    Abstract: The key question for this paper is by whom and with what restrictions the price of books should be set. In the past, public cultural policy has in some jurisdictions favoured limiting competition at the retail level by mandating a fixed book price system, where prices are the same everywhere. Digitalisation has enabled some competition authorities to challenge this practice. This has left us with a situation where very different rules apply to the book market in different jurisdictions and where the initial question of who sets prices faced with what restrictions is given a very different answer across EU member states. This paper uses recent antitrust cases to highlight the tension over who should have the price setting power in the market for books.
    Keywords: Retail Price MFN, Across Platform Parity Agreements, price guarantees, agency models
    JEL: D22 D4 L82
    Date: 2019–10–01
  2. By: Julio Elías; Gustavo Ferro; Álvaro García
    Abstract: We study innovation and knowledge generation in the quality wine industry in Argentina. The approach followed provides a useful framework to understand innovation at the market and the individual innovator level. We show that the wine quality revolution in Argentina was driven by economic incentives. Wine producers seek for quality as a differentiation mechanism that allows them to appropriate, at least partially, of the return to innovation. We also show that the quality wine revolution of Argentina, involved a series of experimental and rapid conceptual innovations. All the former produced a radical change in the wine industry of Argentina.
    Keywords: Innovation, Wine industry, Argentina
    JEL: O31 Q13
    Date: 2019–11

This nep-cul issue is ©2020 by Roberto Zanola. It is provided as is without any express or implied warranty. It may be freely redistributed in whole or in part for any purpose. If distributed in part, please include this notice.

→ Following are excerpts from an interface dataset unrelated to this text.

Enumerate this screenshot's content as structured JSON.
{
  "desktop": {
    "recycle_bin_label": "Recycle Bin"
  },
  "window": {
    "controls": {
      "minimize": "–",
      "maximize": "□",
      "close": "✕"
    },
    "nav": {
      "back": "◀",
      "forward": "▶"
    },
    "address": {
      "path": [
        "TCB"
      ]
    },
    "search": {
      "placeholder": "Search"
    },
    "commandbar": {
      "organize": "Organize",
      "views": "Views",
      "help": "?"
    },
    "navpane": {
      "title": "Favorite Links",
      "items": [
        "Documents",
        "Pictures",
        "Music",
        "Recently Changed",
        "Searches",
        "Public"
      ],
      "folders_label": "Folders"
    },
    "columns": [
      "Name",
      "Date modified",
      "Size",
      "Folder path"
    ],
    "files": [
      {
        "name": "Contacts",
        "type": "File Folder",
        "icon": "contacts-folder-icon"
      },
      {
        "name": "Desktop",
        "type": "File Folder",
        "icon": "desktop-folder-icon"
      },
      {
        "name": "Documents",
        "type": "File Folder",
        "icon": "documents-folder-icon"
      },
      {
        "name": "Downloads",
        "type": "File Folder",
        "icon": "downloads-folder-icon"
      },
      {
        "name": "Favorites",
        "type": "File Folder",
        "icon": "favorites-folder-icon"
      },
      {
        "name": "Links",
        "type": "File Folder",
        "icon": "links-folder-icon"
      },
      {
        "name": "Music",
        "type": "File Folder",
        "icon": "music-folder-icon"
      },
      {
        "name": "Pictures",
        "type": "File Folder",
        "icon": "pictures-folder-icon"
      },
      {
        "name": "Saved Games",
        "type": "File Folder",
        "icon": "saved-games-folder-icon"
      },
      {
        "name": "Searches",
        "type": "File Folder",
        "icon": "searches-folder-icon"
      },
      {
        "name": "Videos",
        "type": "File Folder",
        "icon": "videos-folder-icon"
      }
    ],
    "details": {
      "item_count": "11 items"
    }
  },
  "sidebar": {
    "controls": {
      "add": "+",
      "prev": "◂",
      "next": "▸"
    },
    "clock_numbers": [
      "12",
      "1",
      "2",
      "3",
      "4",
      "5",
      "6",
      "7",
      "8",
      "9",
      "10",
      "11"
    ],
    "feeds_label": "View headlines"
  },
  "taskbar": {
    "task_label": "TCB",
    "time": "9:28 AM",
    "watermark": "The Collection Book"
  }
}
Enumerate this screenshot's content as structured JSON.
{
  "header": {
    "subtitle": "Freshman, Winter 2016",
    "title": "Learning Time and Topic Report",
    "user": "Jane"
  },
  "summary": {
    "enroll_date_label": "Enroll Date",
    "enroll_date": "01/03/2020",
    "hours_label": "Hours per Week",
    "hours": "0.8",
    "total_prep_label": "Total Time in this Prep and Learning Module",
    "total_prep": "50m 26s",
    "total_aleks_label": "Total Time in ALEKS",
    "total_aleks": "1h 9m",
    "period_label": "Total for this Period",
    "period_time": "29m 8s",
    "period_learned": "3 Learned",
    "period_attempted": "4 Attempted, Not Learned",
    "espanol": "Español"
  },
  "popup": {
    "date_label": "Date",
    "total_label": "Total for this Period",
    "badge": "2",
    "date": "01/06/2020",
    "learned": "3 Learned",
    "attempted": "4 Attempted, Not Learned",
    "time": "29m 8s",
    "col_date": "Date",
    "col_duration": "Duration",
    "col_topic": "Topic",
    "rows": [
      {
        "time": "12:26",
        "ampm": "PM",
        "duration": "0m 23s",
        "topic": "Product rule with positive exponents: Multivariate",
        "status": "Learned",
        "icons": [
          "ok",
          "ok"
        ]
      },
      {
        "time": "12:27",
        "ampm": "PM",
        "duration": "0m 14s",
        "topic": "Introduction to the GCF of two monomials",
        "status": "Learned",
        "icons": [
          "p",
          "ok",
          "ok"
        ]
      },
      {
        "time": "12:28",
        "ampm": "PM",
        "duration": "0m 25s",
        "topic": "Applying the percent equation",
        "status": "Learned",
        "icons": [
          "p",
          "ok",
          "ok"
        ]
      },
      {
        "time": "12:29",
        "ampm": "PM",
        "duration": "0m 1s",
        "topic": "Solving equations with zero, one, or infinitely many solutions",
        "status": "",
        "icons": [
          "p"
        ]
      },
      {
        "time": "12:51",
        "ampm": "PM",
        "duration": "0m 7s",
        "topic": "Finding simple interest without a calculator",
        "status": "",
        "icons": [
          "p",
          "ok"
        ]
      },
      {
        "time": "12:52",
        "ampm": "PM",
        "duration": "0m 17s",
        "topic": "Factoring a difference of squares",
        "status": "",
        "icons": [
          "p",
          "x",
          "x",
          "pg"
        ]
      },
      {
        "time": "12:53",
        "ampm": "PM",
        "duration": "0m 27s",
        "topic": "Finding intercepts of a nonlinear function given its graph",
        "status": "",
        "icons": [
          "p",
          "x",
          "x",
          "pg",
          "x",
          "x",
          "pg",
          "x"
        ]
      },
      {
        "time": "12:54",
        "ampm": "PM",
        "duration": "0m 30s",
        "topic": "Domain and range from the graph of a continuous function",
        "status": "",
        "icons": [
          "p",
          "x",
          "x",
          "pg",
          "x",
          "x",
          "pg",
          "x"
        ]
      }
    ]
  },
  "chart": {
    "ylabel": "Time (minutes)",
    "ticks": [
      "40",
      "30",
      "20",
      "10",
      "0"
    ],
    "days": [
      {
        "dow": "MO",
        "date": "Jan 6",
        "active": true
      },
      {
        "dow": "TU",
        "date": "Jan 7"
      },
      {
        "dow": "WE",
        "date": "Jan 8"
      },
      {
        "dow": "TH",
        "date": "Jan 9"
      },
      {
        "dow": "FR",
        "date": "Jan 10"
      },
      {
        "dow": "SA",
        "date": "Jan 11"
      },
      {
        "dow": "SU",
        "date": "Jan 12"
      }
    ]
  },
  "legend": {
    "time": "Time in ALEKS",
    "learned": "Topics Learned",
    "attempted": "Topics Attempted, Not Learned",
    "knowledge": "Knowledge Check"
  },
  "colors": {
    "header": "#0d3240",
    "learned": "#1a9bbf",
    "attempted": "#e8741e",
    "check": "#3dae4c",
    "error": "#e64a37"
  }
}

General information on the NEP project can be found at For comments please write to the director of NEP, Marco Novarese at <>. Put “NEP” in the subject, otherwise your mail may be rejected.
NEP’s infrastructure is sponsored by the School of Economics and Finance of Massey University in New Zealand.